Another day brings another poll with Donald Trump in the lead. According to a new Monmouth University poll of Republicans nationwide released Thursday, the real estate mogul leads the pack with 30 percent of the vote. His next closest competitor, retired neurosurgeon Ben Carson, takes 18 percent. By contrast, the most mainstream and viable candidates—Jeb Bush, Sen. Marco Rubio, and Govs. Scott Walker, John Kasich, and Chris Christie—take 8 percent, 5 percent, 3 percent, 2 percent, and 2 percent respectively, for a combined total of 20 percent support between the five of them.

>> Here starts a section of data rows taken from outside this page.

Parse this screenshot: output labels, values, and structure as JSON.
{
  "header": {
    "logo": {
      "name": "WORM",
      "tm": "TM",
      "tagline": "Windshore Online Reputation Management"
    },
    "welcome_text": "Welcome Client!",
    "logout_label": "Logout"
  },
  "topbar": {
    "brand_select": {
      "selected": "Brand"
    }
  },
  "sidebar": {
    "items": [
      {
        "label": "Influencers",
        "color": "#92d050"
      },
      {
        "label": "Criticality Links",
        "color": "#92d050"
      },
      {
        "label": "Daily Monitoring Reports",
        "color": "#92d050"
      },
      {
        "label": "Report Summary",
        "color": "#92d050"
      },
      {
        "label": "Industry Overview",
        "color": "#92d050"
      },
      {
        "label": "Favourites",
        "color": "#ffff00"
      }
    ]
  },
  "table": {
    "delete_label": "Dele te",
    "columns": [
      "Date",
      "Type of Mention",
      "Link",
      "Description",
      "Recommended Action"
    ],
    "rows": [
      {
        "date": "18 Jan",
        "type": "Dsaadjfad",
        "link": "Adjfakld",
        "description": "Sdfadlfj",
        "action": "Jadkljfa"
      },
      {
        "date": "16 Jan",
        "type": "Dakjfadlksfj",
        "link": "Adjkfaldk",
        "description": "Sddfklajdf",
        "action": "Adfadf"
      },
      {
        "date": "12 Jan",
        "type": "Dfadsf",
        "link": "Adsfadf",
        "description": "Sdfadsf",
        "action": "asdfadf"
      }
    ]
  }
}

In other words, the age of Trump is here, it shows no sign of retreat, and Republican leaders are nervous. If Trump becomes the nominee—still unlikely, for the same reasons it’s difficult for Sen. Bernie Sanders to pull a win in the Democratic primary—he’d be an easy target for Democrats, who could blast him for everything from inexperience and temperament, to his nativist rhetoric and unsubtle racism. But a Trump nomination is so unlikely that it’s not the actual nightmare for the Republican Party. The nightmare is a third-party run, where Trump gets himself on the ballot in all 50 states, and siphons white voters from a GOP that needs white turnout to win national elections.
That nightmare is why, on Wednesday, the Republican National Committee privately circulated a “loyalty pledge” to the party’s presidential candidates. “I [name] affirm that if I do not win the 2016 Republican nomination for president of the United States I will endorse the 2016 Republican presidential nominee regardless of who it is,” reads the pledge. “I further pledge that I will not seek to run as an independent or write-in candidate nor will I seek or accept the nomination for president of any other party.” The obvious hope was that Trump would agree, rule out an independent run, and let Republican leaders breathe easy (or at least, more easily).